▸ **RECORD EXTRACTS**
BEGIN

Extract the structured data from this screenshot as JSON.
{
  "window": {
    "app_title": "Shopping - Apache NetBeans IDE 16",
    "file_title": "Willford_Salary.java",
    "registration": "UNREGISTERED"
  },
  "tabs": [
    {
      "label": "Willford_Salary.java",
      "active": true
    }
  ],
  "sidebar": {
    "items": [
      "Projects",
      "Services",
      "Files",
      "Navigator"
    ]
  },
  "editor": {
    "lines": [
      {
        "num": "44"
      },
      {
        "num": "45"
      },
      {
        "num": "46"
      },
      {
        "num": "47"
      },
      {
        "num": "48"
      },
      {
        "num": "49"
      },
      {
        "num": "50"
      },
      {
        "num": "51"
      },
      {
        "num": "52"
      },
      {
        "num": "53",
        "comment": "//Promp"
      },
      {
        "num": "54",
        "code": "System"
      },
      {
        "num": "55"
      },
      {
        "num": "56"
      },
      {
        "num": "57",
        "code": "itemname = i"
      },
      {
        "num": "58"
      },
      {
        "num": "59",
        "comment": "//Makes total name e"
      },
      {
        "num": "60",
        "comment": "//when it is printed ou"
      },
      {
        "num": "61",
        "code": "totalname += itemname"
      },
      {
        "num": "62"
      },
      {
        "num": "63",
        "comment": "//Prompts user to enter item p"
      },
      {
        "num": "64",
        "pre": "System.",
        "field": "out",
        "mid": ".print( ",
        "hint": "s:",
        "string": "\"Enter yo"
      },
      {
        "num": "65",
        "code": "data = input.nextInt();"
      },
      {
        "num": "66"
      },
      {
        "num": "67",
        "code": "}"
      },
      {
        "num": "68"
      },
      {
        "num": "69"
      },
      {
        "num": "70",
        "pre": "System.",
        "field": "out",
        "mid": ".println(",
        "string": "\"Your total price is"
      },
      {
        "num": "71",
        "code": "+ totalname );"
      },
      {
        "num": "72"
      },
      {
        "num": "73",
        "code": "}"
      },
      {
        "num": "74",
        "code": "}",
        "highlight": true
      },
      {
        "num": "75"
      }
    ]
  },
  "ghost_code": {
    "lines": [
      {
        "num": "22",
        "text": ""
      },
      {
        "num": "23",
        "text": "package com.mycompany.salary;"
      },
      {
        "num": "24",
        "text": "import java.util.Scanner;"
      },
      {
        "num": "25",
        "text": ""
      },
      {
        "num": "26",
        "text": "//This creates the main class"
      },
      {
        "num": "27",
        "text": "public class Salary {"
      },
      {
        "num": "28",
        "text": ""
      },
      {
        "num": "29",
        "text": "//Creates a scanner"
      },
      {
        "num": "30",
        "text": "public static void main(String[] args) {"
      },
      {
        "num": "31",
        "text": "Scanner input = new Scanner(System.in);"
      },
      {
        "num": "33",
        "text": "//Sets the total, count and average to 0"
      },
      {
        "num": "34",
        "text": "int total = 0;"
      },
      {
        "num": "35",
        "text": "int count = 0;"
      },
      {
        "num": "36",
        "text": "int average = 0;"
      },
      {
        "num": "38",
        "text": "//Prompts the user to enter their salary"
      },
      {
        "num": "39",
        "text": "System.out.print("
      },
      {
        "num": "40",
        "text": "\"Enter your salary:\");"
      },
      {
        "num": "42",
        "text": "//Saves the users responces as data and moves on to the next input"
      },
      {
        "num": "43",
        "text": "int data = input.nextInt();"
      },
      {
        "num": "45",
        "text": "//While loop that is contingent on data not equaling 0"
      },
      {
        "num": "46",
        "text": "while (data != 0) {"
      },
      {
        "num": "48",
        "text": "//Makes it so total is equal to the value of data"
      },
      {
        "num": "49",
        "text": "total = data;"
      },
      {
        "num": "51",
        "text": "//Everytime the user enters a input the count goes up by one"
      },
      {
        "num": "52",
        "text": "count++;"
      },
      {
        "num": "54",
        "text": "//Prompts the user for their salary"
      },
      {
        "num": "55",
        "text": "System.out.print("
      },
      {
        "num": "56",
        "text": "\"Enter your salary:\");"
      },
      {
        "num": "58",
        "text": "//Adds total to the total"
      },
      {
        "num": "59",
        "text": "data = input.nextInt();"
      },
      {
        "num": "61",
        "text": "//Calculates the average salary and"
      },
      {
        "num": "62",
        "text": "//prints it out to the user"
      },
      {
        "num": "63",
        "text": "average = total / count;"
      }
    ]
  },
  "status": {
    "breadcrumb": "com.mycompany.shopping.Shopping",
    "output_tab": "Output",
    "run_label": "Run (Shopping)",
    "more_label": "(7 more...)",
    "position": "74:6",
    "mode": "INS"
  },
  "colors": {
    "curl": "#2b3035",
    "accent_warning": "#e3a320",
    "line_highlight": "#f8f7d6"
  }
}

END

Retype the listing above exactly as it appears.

▸ **WRITTEN SOLUTION**
Extract the structured data from this screenshot as JSON.
{
  "window": {
    "app_title": "Shopping - Apache NetBeans IDE 16",
    "file_title": "Willford_Salary.java",
    "registration": "UNREGISTERED"
  },
  "tabs": [
    {
      "label": "Willford_Salary.java",
      "active": true
    }
  ],
  "sidebar": {
    "items": [
      "Projects",
      "Services",
      "Files",
      "Navigator"
    ]
  },
  "editor": {
    "lines": [
      {
        "num": "44"
      },
      {
        "num": "45"
      },
      {
        "num": "46"
      },
      {
        "num": "47"
      },
      {
        "num": "48"
      },
      {
        "num": "49"
      },
      {
        "num": "50"
      },
      {
        "num": "51"
      },
      {
        "num": "52"
      },
      {
        "num": "53",
        "comment": "//Promp"
      },
      {
        "num": "54",
        "code": "System"
      },
      {
        "num": "55"
      },
      {
        "num": "56"
      },
      {
        "num": "57",
        "code": "itemname = i"
      },
      {
        "num": "58"
      },
      {
        "num": "59",
        "comment": "//Makes total name e"
      },
      {
        "num": "60",
        "comment": "//when it is printed ou"
      },
      {
        "num": "61",
        "code": "totalname += itemname"
      },
      {
        "num": "62"
      },
      {
        "num": "63",
        "comment": "//Prompts user to enter item p"
      },
      {
        "num": "64",
        "pre": "System.",
        "field": "out",
        "mid": ".print( ",
        "hint": "s:",
        "string": "\"Enter yo"
      },
      {
        "num": "65",
        "code": "data = input.nextInt();"
      },
      {
        "num": "66"
      },
      {
        "num": "67",
        "code": "}"
      },
      {
        "num": "68"
      },
      {
        "num": "69"
      },
      {
        "num": "70",
        "pre": "System.",
        "field": "out",
        "mid": ".println(",
        "string": "\"Your total price is"
      },
      {
        "num": "71",
        "code": "+ totalname );"
      },
      {
        "num": "72"
      },
      {
        "num": "73",
        "code": "}"
      },
      {
        "num": "74",
        "code": "}",
        "highlight": true
      },
      {
        "num": "75"
      }
    ]
  },
  "ghost_code": {
    "lines": [
      {
        "num": "22",
        "text": ""
      },
      {
        "num": "23",
        "text": "package com.mycompany.salary;"
      },
      {
        "num": "24",
        "text": "import java.util.Scanner;"
      },
      {
        "num": "25",
        "text": ""
      },
      {
        "num": "26",
        "text": "//This creates the main class"
      },
      {
        "num": "27",
        "text": "public class Salary {"
      },
      {
        "num": "28",
        "text": ""
      },
      {
        "num": "29",
        "text": "//Creates a scanner"
      },
      {
        "num": "30",
        "text": "public static void main(String[] args) {"
      },
      {
        "num": "31",
        "text": "Scanner input = new Scanner(System.in);"
      },
      {
        "num": "33",
        "text": "//Sets the total, count and average to 0"
      },
      {
        "num": "34",
        "text": "int total = 0;"
      },
      {
        "num": "35",
        "text": "int count = 0;"
      },
      {
        "num": "36",
        "text": "int average = 0;"
      },
      {
        "num": "38",
        "text": "//Prompts the user to enter their salary"
      },
      {
        "num": "39",
        "text": "System.out.print("
      },
      {
        "num": "40",
        "text": "\"Enter your salary:\");"
      },
      {
        "num": "42",
        "text": "//Saves the users responces as data and moves on to the next input"
      },
      {
        "num": "43",
        "text": "int data = input.nextInt();"
      },
      {
        "num": "45",
        "text": "//While loop that is contingent on data not equaling 0"
      },
      {
        "num": "46",
        "text": "while (data != 0) {"
      },
      {
        "num": "48",
        "text": "//Makes it so total is equal to the value of data"
      },
      {
        "num": "49",
        "text": "total = data;"
      },
      {
        "num": "51",
        "text": "//Everytime the user enters a input the count goes up by one"
      },
      {
        "num": "52",
        "text": "count++;"
      },
      {
        "num": "54",
        "text": "//Prompts the user for their salary"
      },
      {
        "num": "55",
        "text": "System.out.print("
      },
      {
        "num": "56",
        "text": "\"Enter your salary:\");"
      },
      {
        "num": "58",
        "text": "//Adds total to the total"
      },
      {
        "num": "59",
        "text": "data = input.nextInt();"
      },
      {
        "num": "61",
        "text": "//Calculates the average salary and"
      },
      {
        "num": "62",
        "text": "//prints it out to the user"
      },
      {
        "num": "63",
        "text": "average = total / count;"
      }
    ]
  },
  "status": {
    "breadcrumb": "com.mycompany.shopping.Shopping",
    "output_tab": "Output",
    "run_label": "Run (Shopping)",
    "more_label": "(7 more...)",
    "position": "74:6",
    "mode": "INS"
  },
  "colors": {
    "curl": "#2b3035",
    "accent_warning": "#e3a320",
    "line_highlight": "#f8f7d6"
  }
}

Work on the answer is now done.